labels is being questioned, and while no solid evidence or study has actually
proven the opposite is true, neither has research shown the validity of
these. Gardner defends his theory as
based on the individual having a “reflective style” rather than a particular
learning style, and that his concept of multiple intelligences does not focus
on sensory information the reaches the brain whereas the range of
“intelligences” each person possesses.
However, at the end of the day, is not the
idea of a learning style, brain-sidedness, or specific intelligence as
inconsequential as labelling a child’s learning variation? Do we all not have learning variations? While most children cope beautifully as
infant learners only some cope better once placed in an academic setting. Is it not more important to establish a
flexible, non-threatening and individually-based classroom for all
children?
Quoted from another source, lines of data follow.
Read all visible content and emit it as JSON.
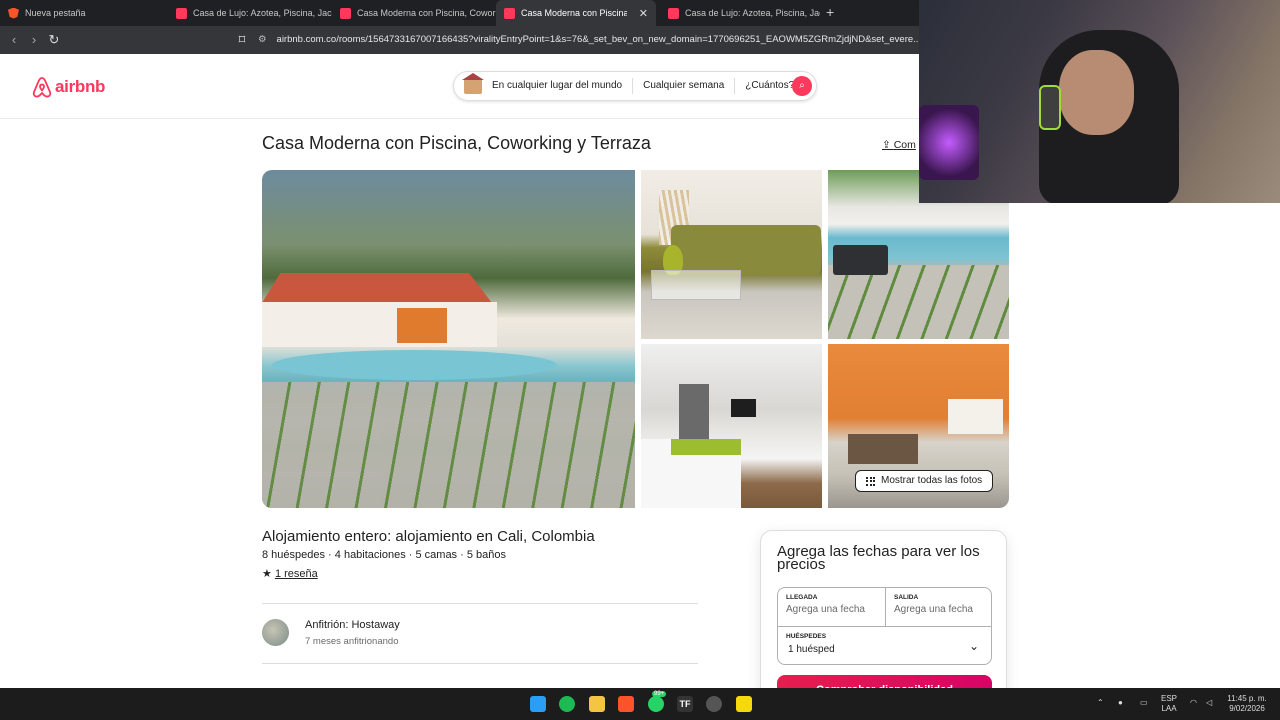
{
  "browser": {
    "tabs": [
      {
        "label": "Nueva pestaña"
      },
      {
        "label": "Casa de Lujo: Azotea, Piscina, Jacuzzi"
      },
      {
        "label": "Casa Moderna con Piscina, Coworkin"
      },
      {
        "label": "Casa Moderna con Piscina, Cow"
      },
      {
        "label": "Casa de Lujo: Azotea, Piscina, Jacuzzi"
      }
    ],
    "new_tab": "+",
    "close": "✕",
    "url": "airbnb.com.co/rooms/1564733167007166435?viralityEntryPoint=1&s=76&_set_bev_on_new_domain=1770696251_EAOWM5ZGRmZjdjND&set_evere..."
  },
  "header": {
    "logo": "airbnb",
    "search": {
      "where": "En cualquier lugar del mundo",
      "when": "Cualquier semana",
      "who": "¿Cuántos?"
    }
  },
  "listing": {
    "title": "Casa Moderna con Piscina, Coworking y Terraza",
    "share": "Com",
    "show_all_photos": "Mostrar todas las fotos",
    "subtitle": "Alojamiento entero: alojamiento en Cali, Colombia",
    "details": "8 huéspedes · 4 habitaciones · 5 camas · 5 baños",
    "rating_star": "★",
    "reviews": "1 reseña",
    "host_name": "Anfitrión: Hostaway",
    "host_since": "7 meses anfitrionando"
  },
  "booking": {
    "title": "Agrega las fechas para ver los precios",
    "checkin_label": "LLEGADA",
    "checkin_placeholder": "Agrega una fecha",
    "checkout_label": "SALIDA",
    "checkout_placeholder": "Agrega una fecha",
    "guests_label": "HUÉSPEDES",
    "guests_value": "1 huésped",
    "cta": "Comprobar disponibilidad"
  },
  "taskbar": {
    "lang": "ESP",
    "lang2": "LAA",
    "time": "11:45 p. m.",
    "date": "9/02/2026",
    "badge": "99+"
  },
  "colors": {
    "brand": "#ff385c",
    "chrome_bg": "#35363a"
  }
}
Instead of “one size fits all”
it is important that a teacher learn all she can about her students in order to
create a classroom which is non-threatening, in which each student can feel
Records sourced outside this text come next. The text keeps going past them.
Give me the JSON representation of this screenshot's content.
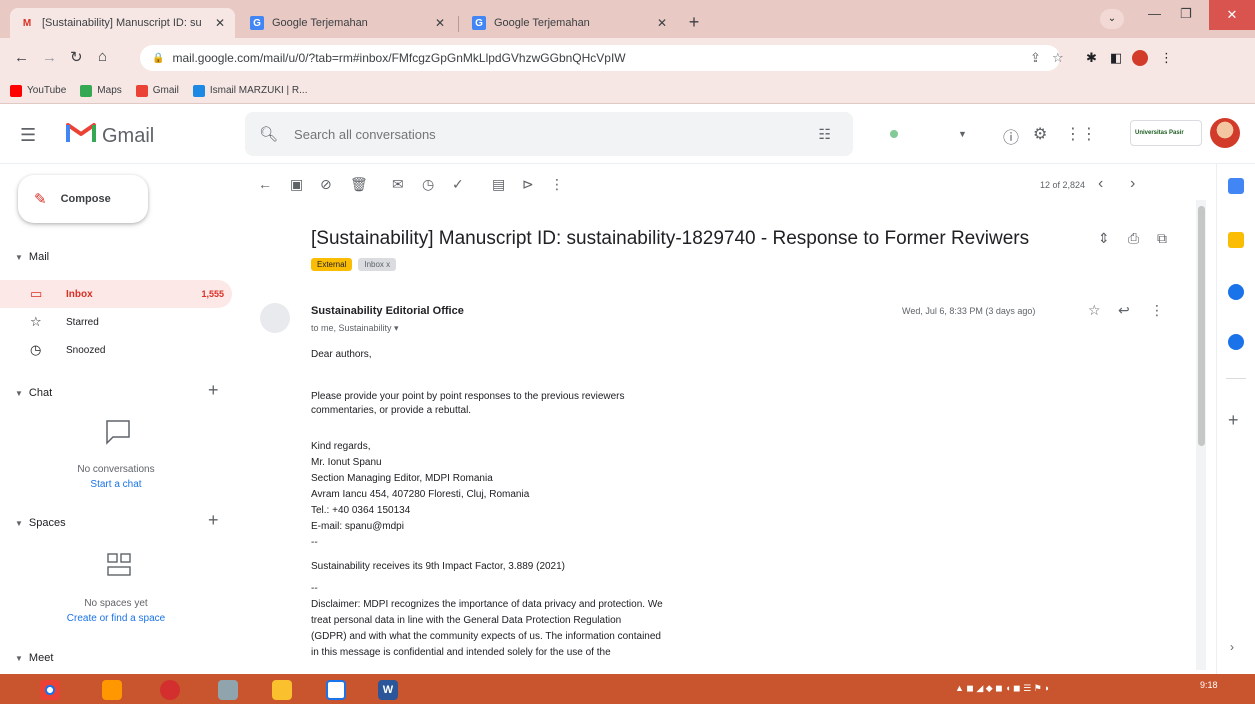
{
  "browser": {
    "tabs": [
      {
        "title": "[Sustainability] Manuscript ID: su",
        "active": true
      },
      {
        "title": "Google Terjemahan",
        "active": false
      },
      {
        "title": "Google Terjemahan",
        "active": false
      }
    ],
    "url": "mail.google.com/mail/u/0/?tab=rm#inbox/FMfcgzGpGnMkLlpdGVhzwGGbnQHcVpIW",
    "bookmarks": [
      "YouTube",
      "Maps",
      "Gmail",
      "Ismail MARZUKI | R..."
    ]
  },
  "gmail": {
    "app_name": "Gmail",
    "search_placeholder": "Search all conversations",
    "compose_label": "Compose",
    "sections": {
      "mail": "Mail",
      "chat": "Chat",
      "spaces": "Spaces",
      "meet": "Meet"
    },
    "nav": [
      {
        "label": "Inbox",
        "count": "1,555"
      },
      {
        "label": "Starred",
        "count": ""
      },
      {
        "label": "Snoozed",
        "count": ""
      }
    ],
    "chat_empty": "No conversations",
    "chat_link": "Start a chat",
    "spaces_empty": "No spaces yet",
    "spaces_link": "Create or find a space",
    "pager": "12 of 2,824",
    "org_logo": "Universitas Pasir"
  },
  "message": {
    "subject": "[Sustainability] Manuscript ID: sustainability-1829740 - Response to Former Reviwers",
    "labels": [
      "External",
      "Inbox x"
    ],
    "sender": "Sustainability Editorial Office",
    "to": "to me, Sustainability",
    "date": "Wed, Jul 6, 8:33 PM (3 days ago)",
    "body_lines": [
      "Dear authors,",
      "",
      "Please provide your point by point responses to the previous reviewers",
      "commentaries, or provide a rebuttal.",
      "",
      "Kind regards,",
      "Mr. Ionut Spanu",
      "Section Managing Editor, MDPI Romania",
      "Avram Iancu 454, 407280 Floresti, Cluj, Romania",
      "Tel.: +40 0364 150134",
      "E-mail: spanu@mdpi",
      "--",
      "Sustainability receives its 9th Impact Factor, 3.889 (2021)",
      "--",
      "Disclaimer: MDPI recognizes the importance of data privacy and protection. We",
      "treat personal data in line with the General Data Protection Regulation",
      "(GDPR) and with what the community expects of us. The information contained",
      "in this message is confidential and intended solely for the use of the"
    ]
  },
  "taskbar": {
    "time": "9:18"
  },
  "colors": {
    "accent": "#d93025",
    "browser_frame": "#e8c9c4",
    "taskbar": "#c8552e"
  }
}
confident and which offers all kinds of learning possibilities.
In my 20 years of experience, during which
I have taught, assessed and guided students out of difficult academic
situations, many times already dealing with failure, into positions of success
and confidence, I have found that learning variations can indeed apply to
different students at one time or another.
Every student brings with him a tabloid of issues that can affect his
development both positively and adversely.
These issues result from a combination of academic, social, familial and
psychological factors which contribute to creating the person he is at the time
I meet him. It is my job to untangle
these in order to determine his strengths and weaknesses. This in turn will give me a framework in
which I can then create a learning profile and teaching program. Intelligence obviously is an important
factor in this process as it will let me know whether a student can cope with
his curriculum; however, things like learning style – global or procedural –
have also influenced me as have strengths or weaknesses in areas of visual or
auditory learning. The question is, “Why
should these influence me when they have all but been debunked from teaching as
Just as people have different coloured hair
and eyes so do they vary in their learning patterns. Sometimes students remember better what they
see than what they hear – I am one of those – while others only remember what
they hear. Other students only see the
big picture but cannot create the steps that make up this picture. The opposite is also true. By the time we reach adulthood, most of us
have resolved these issues naturally, creating a pot-pourri of learning
approaches that work for us; however there are those who never do. Is it then not more important to try and
understand each student’s learning make-up, albeit strong visual or right-
brained, or weak inhibitory control or working memory instead of worrying
whether visual, auditory pathways actually exist or which brain hemisphere is
stronger than the other? If apparently in a particular student certain learning
adjustments work, then why not apply them? In the end, these strategies
frequently take students back to their natural learning environment where
mastery is achieved through the application of their personality
strengths. Is it not mastery that we are
trying to achieve?
Mastery through learning that is acquired
naturally, just as when the child learns to intuitively roll out his ball of
dough for either a tortilla or some pasta, is knowledge that that attaches
itself to our brains. Only when this
kind of mastery is reached, can we as “expert” adults be satisfied that
balanced learning has taken place and that our “student” will carry this
learning with him throughout his life.
We should, therefore, teach each child in harmony with the natural
strengths he brings to the classroom, and our classrooms should be ready to
teach him in the manner in which he best responds. Arguing about what labels to apply is an
absurdity which only leads to the further muddying of our already murky